▶ _Task goal_:
Scan the entries below for "title" and copy each line that holds it.

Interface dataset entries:
Start of Block

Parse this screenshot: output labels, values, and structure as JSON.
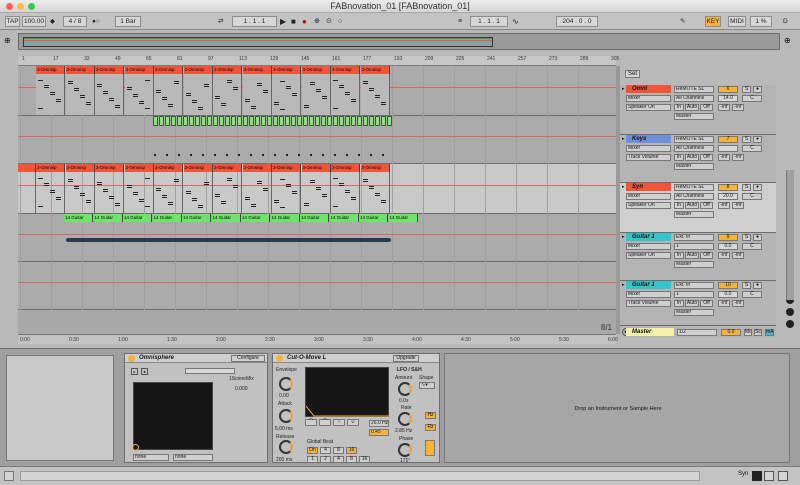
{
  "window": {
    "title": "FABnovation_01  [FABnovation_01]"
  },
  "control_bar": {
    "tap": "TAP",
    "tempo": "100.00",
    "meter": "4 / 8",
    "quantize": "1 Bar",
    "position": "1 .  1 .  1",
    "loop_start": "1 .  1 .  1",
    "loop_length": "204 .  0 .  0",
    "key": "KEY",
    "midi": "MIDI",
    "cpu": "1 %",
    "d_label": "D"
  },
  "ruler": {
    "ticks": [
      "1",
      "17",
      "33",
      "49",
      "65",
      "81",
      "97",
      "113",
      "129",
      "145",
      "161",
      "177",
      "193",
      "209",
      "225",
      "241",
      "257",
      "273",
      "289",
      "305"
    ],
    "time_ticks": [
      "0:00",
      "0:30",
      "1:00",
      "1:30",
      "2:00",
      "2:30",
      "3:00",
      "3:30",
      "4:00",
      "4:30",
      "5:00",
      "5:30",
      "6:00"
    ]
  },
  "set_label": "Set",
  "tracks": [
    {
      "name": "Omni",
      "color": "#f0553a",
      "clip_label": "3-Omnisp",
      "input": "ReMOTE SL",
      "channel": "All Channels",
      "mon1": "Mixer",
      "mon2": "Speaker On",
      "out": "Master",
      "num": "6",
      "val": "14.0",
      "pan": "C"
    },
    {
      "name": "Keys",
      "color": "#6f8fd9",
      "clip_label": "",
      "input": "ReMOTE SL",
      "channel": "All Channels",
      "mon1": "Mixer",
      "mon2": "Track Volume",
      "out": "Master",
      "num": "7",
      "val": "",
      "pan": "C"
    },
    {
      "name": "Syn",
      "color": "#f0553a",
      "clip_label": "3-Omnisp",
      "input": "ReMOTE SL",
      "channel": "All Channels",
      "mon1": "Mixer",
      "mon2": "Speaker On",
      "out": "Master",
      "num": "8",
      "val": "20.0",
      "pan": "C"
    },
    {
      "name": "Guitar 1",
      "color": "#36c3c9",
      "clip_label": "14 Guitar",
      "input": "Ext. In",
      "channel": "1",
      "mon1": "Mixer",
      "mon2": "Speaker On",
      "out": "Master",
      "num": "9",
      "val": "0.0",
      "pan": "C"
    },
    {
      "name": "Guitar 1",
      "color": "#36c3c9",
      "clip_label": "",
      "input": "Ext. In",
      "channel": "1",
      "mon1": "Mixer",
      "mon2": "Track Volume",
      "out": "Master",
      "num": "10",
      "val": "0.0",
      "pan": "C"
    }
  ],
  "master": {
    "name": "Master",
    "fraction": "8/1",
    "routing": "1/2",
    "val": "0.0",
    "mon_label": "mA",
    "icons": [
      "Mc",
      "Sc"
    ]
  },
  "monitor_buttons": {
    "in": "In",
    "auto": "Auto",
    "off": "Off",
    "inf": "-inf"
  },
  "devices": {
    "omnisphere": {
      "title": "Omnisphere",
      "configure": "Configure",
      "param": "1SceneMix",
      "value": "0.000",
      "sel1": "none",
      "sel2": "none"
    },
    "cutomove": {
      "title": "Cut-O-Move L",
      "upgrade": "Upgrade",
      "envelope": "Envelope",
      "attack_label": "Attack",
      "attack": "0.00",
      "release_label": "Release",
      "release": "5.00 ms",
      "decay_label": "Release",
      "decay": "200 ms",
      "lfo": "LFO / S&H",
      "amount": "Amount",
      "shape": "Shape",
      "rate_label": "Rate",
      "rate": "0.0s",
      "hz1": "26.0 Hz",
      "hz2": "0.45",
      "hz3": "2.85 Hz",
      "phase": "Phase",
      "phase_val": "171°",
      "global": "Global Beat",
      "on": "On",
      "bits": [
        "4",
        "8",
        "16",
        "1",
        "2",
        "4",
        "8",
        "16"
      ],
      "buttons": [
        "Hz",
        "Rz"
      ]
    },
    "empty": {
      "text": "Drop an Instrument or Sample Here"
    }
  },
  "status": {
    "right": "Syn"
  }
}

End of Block

▶ _Response below_:
    "title": "FABnovation_01  [FABnovation_01]"
      "title": "Omnisphere",
      "title": "Cut-O-Move L",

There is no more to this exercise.